● WHAT THIS TASK INVOLVES
Go through the entries below and copy each line containing the word "Internal".

(Interface dataset entries)
= = = = =

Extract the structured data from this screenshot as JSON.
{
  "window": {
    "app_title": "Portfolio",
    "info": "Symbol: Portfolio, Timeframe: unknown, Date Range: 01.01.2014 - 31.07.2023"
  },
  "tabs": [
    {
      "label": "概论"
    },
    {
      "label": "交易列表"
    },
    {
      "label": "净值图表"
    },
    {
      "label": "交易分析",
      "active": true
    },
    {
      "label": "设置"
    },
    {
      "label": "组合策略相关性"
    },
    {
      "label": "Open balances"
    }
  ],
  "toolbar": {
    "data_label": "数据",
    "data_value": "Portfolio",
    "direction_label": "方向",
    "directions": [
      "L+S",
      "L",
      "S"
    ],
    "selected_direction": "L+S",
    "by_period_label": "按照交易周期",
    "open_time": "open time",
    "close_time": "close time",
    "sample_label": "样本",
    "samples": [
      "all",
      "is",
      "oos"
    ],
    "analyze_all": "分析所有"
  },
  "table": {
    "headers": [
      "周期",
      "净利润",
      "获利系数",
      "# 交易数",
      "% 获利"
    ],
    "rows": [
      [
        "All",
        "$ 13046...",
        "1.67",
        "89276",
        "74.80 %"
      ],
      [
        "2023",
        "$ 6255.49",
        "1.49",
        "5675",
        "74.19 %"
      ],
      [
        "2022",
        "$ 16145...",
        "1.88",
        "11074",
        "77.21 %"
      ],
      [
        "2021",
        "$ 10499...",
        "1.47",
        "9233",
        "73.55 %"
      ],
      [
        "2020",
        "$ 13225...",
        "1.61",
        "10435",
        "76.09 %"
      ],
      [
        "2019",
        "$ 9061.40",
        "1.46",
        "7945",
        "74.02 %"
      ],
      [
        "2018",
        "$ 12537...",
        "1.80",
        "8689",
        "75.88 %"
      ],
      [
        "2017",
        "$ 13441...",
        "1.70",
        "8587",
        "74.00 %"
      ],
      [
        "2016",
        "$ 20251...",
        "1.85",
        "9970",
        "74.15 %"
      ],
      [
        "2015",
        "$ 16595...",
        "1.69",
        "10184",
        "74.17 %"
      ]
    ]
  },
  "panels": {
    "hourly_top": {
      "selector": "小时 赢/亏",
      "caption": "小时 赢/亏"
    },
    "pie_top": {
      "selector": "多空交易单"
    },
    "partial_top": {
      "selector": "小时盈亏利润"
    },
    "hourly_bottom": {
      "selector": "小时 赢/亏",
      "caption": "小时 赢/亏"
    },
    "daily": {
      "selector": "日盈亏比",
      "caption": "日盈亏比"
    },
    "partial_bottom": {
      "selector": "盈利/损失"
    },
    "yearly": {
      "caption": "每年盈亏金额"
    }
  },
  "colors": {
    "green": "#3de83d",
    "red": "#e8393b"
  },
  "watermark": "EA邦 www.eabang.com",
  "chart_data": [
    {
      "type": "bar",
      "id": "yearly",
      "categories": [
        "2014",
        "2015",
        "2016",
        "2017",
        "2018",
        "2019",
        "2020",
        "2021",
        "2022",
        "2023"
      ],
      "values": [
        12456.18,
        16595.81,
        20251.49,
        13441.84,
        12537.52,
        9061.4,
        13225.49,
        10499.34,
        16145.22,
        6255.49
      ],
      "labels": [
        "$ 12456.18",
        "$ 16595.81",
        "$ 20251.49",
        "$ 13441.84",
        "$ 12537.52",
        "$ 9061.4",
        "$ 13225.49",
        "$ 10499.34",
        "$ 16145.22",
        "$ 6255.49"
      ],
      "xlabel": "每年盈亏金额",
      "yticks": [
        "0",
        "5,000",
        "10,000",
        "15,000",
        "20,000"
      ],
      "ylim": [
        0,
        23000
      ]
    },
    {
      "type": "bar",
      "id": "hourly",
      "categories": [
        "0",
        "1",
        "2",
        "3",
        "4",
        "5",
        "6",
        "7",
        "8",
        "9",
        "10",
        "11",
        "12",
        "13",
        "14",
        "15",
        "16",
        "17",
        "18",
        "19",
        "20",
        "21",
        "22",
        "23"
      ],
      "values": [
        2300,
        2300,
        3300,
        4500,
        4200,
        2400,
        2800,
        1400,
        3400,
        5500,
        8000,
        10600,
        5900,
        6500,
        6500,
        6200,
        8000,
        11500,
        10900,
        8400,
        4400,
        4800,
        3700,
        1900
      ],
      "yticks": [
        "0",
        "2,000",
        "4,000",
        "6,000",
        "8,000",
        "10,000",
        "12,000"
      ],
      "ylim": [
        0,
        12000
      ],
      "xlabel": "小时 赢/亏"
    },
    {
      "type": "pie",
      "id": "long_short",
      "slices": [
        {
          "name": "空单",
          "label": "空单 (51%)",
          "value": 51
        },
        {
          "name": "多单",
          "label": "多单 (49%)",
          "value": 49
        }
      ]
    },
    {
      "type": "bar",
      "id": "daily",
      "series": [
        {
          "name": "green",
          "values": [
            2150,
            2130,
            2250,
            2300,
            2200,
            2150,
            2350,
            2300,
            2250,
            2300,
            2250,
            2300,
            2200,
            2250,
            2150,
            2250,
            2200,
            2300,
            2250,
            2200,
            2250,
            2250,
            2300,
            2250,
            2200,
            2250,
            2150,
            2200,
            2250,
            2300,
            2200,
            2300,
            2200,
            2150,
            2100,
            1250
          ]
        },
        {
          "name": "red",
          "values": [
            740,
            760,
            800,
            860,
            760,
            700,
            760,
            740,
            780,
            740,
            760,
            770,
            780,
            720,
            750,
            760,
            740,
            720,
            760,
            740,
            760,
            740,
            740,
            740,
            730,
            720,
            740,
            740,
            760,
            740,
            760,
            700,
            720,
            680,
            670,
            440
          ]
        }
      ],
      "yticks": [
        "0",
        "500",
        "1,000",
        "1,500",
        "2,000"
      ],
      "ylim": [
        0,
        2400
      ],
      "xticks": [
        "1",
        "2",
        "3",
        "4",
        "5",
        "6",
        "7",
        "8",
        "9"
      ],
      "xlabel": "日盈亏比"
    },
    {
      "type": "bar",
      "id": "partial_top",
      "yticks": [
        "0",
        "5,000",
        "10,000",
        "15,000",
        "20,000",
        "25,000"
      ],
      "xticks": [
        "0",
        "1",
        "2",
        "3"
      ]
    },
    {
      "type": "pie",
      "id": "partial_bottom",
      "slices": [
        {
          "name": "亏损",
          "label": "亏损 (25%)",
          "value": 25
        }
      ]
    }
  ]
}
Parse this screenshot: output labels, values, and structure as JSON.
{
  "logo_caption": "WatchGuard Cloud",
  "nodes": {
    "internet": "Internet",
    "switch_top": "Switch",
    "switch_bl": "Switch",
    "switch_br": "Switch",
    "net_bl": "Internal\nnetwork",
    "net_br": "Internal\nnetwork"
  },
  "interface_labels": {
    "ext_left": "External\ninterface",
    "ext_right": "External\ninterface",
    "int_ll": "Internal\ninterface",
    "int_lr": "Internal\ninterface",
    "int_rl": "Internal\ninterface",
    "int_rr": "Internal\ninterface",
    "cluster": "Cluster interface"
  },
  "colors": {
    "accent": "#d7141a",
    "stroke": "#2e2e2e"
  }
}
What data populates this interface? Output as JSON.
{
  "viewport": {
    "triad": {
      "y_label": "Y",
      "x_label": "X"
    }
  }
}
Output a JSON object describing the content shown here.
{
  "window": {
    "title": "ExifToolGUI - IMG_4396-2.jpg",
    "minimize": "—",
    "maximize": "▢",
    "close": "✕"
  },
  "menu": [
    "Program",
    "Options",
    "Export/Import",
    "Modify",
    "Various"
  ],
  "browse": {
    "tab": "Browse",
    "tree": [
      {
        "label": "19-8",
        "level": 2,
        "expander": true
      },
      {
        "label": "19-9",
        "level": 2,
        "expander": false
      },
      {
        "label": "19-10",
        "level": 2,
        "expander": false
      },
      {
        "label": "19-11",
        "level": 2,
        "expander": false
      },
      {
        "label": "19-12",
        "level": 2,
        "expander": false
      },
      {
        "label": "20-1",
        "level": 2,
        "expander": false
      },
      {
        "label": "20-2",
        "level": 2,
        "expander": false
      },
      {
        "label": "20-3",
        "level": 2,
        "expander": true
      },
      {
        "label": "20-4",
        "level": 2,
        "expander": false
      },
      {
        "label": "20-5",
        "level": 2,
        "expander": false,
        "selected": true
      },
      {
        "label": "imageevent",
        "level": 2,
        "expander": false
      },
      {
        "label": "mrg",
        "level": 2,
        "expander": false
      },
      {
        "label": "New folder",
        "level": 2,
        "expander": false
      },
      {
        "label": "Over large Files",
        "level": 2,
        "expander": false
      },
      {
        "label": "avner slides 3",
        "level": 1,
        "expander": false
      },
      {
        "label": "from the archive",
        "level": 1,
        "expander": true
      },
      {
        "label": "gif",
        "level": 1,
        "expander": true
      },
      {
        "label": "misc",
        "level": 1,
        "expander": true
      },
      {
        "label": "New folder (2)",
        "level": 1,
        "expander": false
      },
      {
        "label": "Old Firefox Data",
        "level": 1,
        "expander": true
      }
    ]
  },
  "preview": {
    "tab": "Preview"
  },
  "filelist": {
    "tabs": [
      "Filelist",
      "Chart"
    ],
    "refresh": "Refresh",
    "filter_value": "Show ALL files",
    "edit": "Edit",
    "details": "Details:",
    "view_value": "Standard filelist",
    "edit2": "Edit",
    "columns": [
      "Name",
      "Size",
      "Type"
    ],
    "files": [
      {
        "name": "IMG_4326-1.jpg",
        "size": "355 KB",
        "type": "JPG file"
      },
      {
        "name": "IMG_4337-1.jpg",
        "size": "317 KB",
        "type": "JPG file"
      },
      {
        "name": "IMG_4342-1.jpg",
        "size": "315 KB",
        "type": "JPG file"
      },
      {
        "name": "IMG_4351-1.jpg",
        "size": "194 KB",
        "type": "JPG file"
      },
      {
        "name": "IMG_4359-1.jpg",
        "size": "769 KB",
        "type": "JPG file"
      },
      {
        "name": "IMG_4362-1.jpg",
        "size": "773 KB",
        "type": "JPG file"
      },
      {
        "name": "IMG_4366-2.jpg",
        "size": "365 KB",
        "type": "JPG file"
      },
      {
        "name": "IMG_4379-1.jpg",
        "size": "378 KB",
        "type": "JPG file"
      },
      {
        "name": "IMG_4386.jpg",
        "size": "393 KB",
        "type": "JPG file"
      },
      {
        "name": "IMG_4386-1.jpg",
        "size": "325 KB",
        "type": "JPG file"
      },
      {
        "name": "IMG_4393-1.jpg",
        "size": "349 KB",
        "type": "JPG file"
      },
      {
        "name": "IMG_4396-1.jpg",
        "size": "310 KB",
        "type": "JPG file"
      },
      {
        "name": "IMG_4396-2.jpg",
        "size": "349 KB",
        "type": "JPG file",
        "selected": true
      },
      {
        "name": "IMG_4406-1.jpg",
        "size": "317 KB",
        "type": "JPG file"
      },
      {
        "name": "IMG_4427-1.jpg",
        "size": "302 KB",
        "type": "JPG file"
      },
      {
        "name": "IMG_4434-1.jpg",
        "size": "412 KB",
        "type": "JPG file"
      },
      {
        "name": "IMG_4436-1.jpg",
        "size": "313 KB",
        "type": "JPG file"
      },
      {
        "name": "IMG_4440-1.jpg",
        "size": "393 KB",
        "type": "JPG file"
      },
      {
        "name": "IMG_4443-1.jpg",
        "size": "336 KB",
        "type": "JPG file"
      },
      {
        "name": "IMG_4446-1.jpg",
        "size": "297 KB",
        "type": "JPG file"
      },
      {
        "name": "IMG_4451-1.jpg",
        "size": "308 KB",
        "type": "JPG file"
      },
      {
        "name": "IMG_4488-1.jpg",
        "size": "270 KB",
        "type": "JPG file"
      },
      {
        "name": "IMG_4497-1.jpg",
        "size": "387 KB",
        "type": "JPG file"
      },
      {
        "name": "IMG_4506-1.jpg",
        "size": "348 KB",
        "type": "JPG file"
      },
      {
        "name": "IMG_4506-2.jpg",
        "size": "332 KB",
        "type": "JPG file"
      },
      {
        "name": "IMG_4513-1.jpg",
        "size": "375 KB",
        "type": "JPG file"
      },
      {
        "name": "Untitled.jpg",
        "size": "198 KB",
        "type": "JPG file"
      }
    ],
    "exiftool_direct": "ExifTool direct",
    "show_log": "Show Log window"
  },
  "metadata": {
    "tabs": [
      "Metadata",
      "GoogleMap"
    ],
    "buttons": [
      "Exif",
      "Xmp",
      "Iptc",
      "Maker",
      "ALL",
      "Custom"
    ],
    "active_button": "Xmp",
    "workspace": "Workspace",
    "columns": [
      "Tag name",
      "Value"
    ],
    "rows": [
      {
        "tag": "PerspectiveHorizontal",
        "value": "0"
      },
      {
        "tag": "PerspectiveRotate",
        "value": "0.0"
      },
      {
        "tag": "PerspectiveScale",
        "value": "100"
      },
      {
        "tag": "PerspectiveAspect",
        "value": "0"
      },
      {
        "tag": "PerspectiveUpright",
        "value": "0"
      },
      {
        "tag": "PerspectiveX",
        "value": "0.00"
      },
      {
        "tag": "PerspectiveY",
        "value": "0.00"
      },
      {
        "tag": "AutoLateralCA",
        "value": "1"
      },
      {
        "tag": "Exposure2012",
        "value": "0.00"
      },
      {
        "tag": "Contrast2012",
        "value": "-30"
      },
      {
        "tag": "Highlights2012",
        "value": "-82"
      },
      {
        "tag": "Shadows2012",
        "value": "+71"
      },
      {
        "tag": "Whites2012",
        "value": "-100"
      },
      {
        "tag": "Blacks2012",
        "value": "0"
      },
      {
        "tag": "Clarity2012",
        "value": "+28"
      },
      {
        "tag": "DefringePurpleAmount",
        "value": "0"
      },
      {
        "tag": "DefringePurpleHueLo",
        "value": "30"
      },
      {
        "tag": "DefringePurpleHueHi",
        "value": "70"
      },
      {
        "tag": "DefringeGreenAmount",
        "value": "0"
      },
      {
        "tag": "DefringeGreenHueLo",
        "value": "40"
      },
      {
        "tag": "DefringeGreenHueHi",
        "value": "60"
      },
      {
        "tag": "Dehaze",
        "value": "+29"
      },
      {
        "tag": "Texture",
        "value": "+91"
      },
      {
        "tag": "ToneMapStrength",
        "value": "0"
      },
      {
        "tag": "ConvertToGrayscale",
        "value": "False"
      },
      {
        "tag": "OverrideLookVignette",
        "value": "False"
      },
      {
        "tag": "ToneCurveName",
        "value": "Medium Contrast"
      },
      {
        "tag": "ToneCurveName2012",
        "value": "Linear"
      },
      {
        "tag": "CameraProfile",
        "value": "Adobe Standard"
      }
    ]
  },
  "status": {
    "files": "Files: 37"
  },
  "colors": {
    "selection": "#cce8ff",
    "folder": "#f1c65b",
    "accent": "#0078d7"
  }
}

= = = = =

● EXERCISE RESPONSE
    "net_bl": "Internal\nnetwork",
    "net_br": "Internal\nnetwork"
    "int_ll": "Internal\ninterface",
    "int_lr": "Internal\ninterface",
    "int_rl": "Internal\ninterface",
    "int_rr": "Internal\ninterface",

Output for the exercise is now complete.